- The problem: All of the data must be retyped exactly, with nothing left out.

The input section start

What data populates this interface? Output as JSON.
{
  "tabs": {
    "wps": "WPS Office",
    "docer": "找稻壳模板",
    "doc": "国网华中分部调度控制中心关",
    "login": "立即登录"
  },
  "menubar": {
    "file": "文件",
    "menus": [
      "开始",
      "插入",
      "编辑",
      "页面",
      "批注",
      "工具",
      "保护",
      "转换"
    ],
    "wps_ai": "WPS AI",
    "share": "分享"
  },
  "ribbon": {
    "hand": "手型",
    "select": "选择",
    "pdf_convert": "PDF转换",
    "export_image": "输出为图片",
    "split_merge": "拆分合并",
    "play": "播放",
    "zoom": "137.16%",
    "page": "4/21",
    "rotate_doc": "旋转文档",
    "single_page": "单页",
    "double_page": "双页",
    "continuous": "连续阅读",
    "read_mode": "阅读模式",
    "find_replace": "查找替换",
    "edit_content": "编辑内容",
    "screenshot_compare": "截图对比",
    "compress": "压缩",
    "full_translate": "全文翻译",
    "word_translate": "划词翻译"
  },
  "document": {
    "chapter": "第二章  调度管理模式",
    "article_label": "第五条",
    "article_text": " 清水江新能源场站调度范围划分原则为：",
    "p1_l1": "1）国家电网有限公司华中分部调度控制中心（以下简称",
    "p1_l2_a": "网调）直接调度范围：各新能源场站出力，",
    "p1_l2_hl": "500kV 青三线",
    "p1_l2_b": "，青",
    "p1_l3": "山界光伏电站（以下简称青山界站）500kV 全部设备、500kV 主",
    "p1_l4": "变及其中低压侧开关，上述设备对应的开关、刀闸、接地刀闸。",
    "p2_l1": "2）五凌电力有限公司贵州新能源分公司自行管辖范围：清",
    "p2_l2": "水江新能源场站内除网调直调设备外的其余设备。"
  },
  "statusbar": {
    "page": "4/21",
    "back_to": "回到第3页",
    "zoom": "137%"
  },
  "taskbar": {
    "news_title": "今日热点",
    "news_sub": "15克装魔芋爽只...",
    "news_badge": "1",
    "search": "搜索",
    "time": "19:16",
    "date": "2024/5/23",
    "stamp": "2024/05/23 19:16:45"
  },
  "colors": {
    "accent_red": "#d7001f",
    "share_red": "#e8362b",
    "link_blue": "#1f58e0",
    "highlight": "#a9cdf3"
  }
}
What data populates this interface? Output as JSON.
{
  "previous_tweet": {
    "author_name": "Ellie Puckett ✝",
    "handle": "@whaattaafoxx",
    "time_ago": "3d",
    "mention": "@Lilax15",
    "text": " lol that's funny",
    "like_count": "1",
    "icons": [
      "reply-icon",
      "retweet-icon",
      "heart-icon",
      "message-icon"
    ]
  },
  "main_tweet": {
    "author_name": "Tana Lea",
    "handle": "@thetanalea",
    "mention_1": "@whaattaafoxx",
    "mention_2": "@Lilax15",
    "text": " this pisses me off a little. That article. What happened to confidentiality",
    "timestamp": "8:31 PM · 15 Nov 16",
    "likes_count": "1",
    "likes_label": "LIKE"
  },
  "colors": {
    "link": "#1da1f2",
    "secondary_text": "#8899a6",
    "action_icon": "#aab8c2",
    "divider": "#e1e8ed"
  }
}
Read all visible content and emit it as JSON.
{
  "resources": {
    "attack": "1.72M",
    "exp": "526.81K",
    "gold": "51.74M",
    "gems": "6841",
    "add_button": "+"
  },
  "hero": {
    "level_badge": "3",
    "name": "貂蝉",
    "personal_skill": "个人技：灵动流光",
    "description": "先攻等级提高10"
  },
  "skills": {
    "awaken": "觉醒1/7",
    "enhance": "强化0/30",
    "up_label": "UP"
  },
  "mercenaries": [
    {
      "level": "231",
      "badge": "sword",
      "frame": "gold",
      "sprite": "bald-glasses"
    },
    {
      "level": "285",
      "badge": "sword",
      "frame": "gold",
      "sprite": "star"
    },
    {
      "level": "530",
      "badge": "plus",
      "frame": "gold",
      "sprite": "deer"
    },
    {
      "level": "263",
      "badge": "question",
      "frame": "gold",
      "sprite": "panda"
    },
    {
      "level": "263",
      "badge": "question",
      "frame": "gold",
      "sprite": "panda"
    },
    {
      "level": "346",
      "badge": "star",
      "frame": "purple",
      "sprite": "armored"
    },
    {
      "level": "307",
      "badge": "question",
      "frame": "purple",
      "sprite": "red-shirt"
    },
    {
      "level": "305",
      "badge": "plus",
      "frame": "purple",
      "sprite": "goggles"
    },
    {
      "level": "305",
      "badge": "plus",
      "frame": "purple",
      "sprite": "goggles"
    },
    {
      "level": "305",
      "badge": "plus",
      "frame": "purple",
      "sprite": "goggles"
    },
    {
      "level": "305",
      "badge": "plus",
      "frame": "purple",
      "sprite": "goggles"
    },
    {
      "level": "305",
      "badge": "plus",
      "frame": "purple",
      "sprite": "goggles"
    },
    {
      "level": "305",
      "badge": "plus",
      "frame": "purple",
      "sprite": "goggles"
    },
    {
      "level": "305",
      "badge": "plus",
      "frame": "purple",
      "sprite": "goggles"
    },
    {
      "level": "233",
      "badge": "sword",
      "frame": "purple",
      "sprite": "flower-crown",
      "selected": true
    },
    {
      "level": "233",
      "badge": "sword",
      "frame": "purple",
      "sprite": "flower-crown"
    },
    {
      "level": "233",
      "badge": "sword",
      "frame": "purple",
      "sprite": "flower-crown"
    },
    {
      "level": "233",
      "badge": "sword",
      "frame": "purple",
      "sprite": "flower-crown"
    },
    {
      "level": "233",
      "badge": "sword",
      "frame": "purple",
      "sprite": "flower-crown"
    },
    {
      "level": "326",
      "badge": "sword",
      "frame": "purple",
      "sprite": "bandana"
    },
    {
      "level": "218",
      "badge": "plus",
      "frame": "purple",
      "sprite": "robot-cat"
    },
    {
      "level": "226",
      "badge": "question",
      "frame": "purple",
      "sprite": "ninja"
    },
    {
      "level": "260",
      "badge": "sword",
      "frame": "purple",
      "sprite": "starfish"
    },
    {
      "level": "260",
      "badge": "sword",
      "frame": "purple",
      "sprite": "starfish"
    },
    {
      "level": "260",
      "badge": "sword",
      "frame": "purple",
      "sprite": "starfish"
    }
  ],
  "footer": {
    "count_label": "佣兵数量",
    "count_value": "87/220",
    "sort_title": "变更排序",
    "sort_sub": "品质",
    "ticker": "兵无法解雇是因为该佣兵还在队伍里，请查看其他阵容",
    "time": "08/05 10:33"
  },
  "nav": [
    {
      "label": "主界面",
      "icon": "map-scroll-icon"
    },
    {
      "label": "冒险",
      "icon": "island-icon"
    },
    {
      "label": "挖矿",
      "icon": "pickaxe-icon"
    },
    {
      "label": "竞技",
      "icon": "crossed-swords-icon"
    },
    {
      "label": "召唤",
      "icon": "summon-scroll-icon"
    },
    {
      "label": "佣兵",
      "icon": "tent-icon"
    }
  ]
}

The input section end

- Exercise answer:
What data populates this interface? Output as JSON.
{
  "tabs": {
    "wps": "WPS Office",
    "docer": "找稻壳模板",
    "doc": "国网华中分部调度控制中心关",
    "login": "立即登录"
  },
  "menubar": {
    "file": "文件",
    "menus": [
      "开始",
      "插入",
      "编辑",
      "页面",
      "批注",
      "工具",
      "保护",
      "转换"
    ],
    "wps_ai": "WPS AI",
    "share": "分享"
  },
  "ribbon": {
    "hand": "手型",
    "select": "选择",
    "pdf_convert": "PDF转换",
    "export_image": "输出为图片",
    "split_merge": "拆分合并",
    "play": "播放",
    "zoom": "137.16%",
    "page": "4/21",
    "rotate_doc": "旋转文档",
    "single_page": "单页",
    "double_page": "双页",
    "continuous": "连续阅读",
    "read_mode": "阅读模式",
    "find_replace": "查找替换",
    "edit_content": "编辑内容",
    "screenshot_compare": "截图对比",
    "compress": "压缩",
    "full_translate": "全文翻译",
    "word_translate": "划词翻译"
  },
  "document": {
    "chapter": "第二章  调度管理模式",
    "article_label": "第五条",
    "article_text": " 清水江新能源场站调度范围划分原则为：",
    "p1_l1": "1）国家电网有限公司华中分部调度控制中心（以下简称",
    "p1_l2_a": "网调）直接调度范围：各新能源场站出力，",
    "p1_l2_hl": "500kV 青三线",
    "p1_l2_b": "，青",
    "p1_l3": "山界光伏电站（以下简称青山界站）500kV 全部设备、500kV 主",
    "p1_l4": "变及其中低压侧开关，上述设备对应的开关、刀闸、接地刀闸。",
    "p2_l1": "2）五凌电力有限公司贵州新能源分公司自行管辖范围：清",
    "p2_l2": "水江新能源场站内除网调直调设备外的其余设备。"
  },
  "statusbar": {
    "page": "4/21",
    "back_to": "回到第3页",
    "zoom": "137%"
  },
  "taskbar": {
    "news_title": "今日热点",
    "news_sub": "15克装魔芋爽只...",
    "news_badge": "1",
    "search": "搜索",
    "time": "19:16",
    "date": "2024/5/23",
    "stamp": "2024/05/23 19:16:45"
  },
  "colors": {
    "accent_red": "#d7001f",
    "share_red": "#e8362b",
    "link_blue": "#1f58e0",
    "highlight": "#a9cdf3"
  }
}
What data populates this interface? Output as JSON.
{
  "previous_tweet": {
    "author_name": "Ellie Puckett ✝",
    "handle": "@whaattaafoxx",
    "time_ago": "3d",
    "mention": "@Lilax15",
    "text": " lol that's funny",
    "like_count": "1",
    "icons": [
      "reply-icon",
      "retweet-icon",
      "heart-icon",
      "message-icon"
    ]
  },
  "main_tweet": {
    "author_name": "Tana Lea",
    "handle": "@thetanalea",
    "mention_1": "@whaattaafoxx",
    "mention_2": "@Lilax15",
    "text": " this pisses me off a little. That article. What happened to confidentiality",
    "timestamp": "8:31 PM · 15 Nov 16",
    "likes_count": "1",
    "likes_label": "LIKE"
  },
  "colors": {
    "link": "#1da1f2",
    "secondary_text": "#8899a6",
    "action_icon": "#aab8c2",
    "divider": "#e1e8ed"
  }
}
Read all visible content and emit it as JSON.
{
  "resources": {
    "attack": "1.72M",
    "exp": "526.81K",
    "gold": "51.74M",
    "gems": "6841",
    "add_button": "+"
  },
  "hero": {
    "level_badge": "3",
    "name": "貂蝉",
    "personal_skill": "个人技：灵动流光",
    "description": "先攻等级提高10"
  },
  "skills": {
    "awaken": "觉醒1/7",
    "enhance": "强化0/30",
    "up_label": "UP"
  },
  "mercenaries": [
    {
      "level": "231",
      "badge": "sword",
      "frame": "gold",
      "sprite": "bald-glasses"
    },
    {
      "level": "285",
      "badge": "sword",
      "frame": "gold",
      "sprite": "star"
    },
    {
      "level": "530",
      "badge": "plus",
      "frame": "gold",
      "sprite": "deer"
    },
    {
      "level": "263",
      "badge": "question",
      "frame": "gold",
      "sprite": "panda"
    },
    {
      "level": "263",
      "badge": "question",
      "frame": "gold",
      "sprite": "panda"
    },
    {
      "level": "346",
      "badge": "star",
      "frame": "purple",
      "sprite": "armored"
    },
    {
      "level": "307",
      "badge": "question",
      "frame": "purple",
      "sprite": "red-shirt"
    },
    {
      "level": "305",
      "badge": "plus",
      "frame": "purple",
      "sprite": "goggles"
    },
    {
      "level": "305",
      "badge": "plus",
      "frame": "purple",
      "sprite": "goggles"
    },
    {
      "level": "305",
      "badge": "plus",
      "frame": "purple",
      "sprite": "goggles"
    },
    {
      "level": "305",
      "badge": "plus",
      "frame": "purple",
      "sprite": "goggles"
    },
    {
      "level": "305",
      "badge": "plus",
      "frame": "purple",
      "sprite": "goggles"
    },
    {
      "level": "305",
      "badge": "plus",
      "frame": "purple",
      "sprite": "goggles"
    },
    {
      "level": "305",
      "badge": "plus",
      "frame": "purple",
      "sprite": "goggles"
    },
    {
      "level": "233",
      "badge": "sword",
      "frame": "purple",
      "sprite": "flower-crown",
      "selected": true
    },
    {
      "level": "233",
      "badge": "sword",
      "frame": "purple",
      "sprite": "flower-crown"
    },
    {
      "level": "233",
      "badge": "sword",
      "frame": "purple",
      "sprite": "flower-crown"
    },
    {
      "level": "233",
      "badge": "sword",
      "frame": "purple",
      "sprite": "flower-crown"
    },
    {
      "level": "233",
      "badge": "sword",
      "frame": "purple",
      "sprite": "flower-crown"
    },
    {
      "level": "326",
      "badge": "sword",
      "frame": "purple",
      "sprite": "bandana"
    },
    {
      "level": "218",
      "badge": "plus",
      "frame": "purple",
      "sprite": "robot-cat"
    },
    {
      "level": "226",
      "badge": "question",
      "frame": "purple",
      "sprite": "ninja"
    },
    {
      "level": "260",
      "badge": "sword",
      "frame": "purple",
      "sprite": "starfish"
    },
    {
      "level": "260",
      "badge": "sword",
      "frame": "purple",
      "sprite": "starfish"
    },
    {
      "level": "260",
      "badge": "sword",
      "frame": "purple",
      "sprite": "starfish"
    }
  ],
  "footer": {
    "count_label": "佣兵数量",
    "count_value": "87/220",
    "sort_title": "变更排序",
    "sort_sub": "品质",
    "ticker": "兵无法解雇是因为该佣兵还在队伍里，请查看其他阵容",
    "time": "08/05 10:33"
  },
  "nav": [
    {
      "label": "主界面",
      "icon": "map-scroll-icon"
    },
    {
      "label": "冒险",
      "icon": "island-icon"
    },
    {
      "label": "挖矿",
      "icon": "pickaxe-icon"
    },
    {
      "label": "竞技",
      "icon": "crossed-swords-icon"
    },
    {
      "label": "召唤",
      "icon": "summon-scroll-icon"
    },
    {
      "label": "佣兵",
      "icon": "tent-icon"
    }
  ]
}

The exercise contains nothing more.